*** Opening of STUDY MATERIAL ***

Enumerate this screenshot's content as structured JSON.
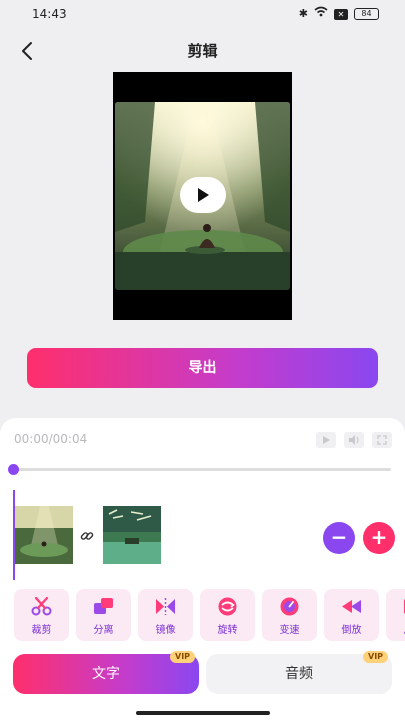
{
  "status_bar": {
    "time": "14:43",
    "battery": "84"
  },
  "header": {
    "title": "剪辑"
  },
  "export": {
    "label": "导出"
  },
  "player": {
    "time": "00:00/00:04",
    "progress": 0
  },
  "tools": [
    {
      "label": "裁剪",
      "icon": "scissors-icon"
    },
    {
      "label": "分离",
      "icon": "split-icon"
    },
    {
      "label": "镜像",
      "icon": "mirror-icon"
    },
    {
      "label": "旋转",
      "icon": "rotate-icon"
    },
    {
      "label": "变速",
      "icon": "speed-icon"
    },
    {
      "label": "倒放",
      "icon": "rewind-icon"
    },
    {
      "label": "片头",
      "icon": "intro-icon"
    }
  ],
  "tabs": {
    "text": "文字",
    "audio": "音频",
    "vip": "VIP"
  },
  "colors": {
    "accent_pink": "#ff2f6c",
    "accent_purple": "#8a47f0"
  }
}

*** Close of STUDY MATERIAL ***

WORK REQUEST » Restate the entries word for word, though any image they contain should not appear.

WRITTEN SOLUTION »
Enumerate this screenshot's content as structured JSON.
{
  "status_bar": {
    "time": "14:43",
    "battery": "84"
  },
  "header": {
    "title": "剪辑"
  },
  "export": {
    "label": "导出"
  },
  "player": {
    "time": "00:00/00:04",
    "progress": 0
  },
  "tools": [
    {
      "label": "裁剪",
      "icon": "scissors-icon"
    },
    {
      "label": "分离",
      "icon": "split-icon"
    },
    {
      "label": "镜像",
      "icon": "mirror-icon"
    },
    {
      "label": "旋转",
      "icon": "rotate-icon"
    },
    {
      "label": "变速",
      "icon": "speed-icon"
    },
    {
      "label": "倒放",
      "icon": "rewind-icon"
    },
    {
      "label": "片头",
      "icon": "intro-icon"
    }
  ],
  "tabs": {
    "text": "文字",
    "audio": "音频",
    "vip": "VIP"
  },
  "colors": {
    "accent_pink": "#ff2f6c",
    "accent_purple": "#8a47f0"
  }
}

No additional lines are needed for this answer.